▶ TASK DIRECTIONS: Find the string "title" in the records and copy each line where it occurs.

▶ EXERCISE DATA:
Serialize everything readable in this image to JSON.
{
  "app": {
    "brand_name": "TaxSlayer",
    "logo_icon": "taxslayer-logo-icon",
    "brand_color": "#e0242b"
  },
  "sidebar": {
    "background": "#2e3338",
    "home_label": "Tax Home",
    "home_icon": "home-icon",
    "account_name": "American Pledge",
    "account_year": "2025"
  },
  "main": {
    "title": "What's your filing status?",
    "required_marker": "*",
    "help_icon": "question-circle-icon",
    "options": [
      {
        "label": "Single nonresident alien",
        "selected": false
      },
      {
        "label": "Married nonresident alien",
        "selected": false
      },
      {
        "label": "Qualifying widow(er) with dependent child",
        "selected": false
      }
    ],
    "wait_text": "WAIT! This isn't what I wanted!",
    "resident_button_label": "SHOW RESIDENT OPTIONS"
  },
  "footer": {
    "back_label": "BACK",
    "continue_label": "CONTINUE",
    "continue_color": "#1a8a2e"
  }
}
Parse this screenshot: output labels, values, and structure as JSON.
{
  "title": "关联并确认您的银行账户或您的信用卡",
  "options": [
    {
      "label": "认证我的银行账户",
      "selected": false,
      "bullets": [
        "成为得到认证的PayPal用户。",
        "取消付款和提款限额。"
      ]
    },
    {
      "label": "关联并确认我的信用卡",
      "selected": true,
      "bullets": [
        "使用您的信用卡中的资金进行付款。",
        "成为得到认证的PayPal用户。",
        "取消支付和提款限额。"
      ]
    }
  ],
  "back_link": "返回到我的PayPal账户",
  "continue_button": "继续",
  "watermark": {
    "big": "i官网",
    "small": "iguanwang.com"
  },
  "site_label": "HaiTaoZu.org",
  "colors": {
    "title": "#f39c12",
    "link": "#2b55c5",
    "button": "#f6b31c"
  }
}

▶ OUTPUT FOR THIS TASK:
    "title": "What's your filing status?",
  "title": "关联并确认您的银行账户或您的信用卡",
    "title": "#f39c12",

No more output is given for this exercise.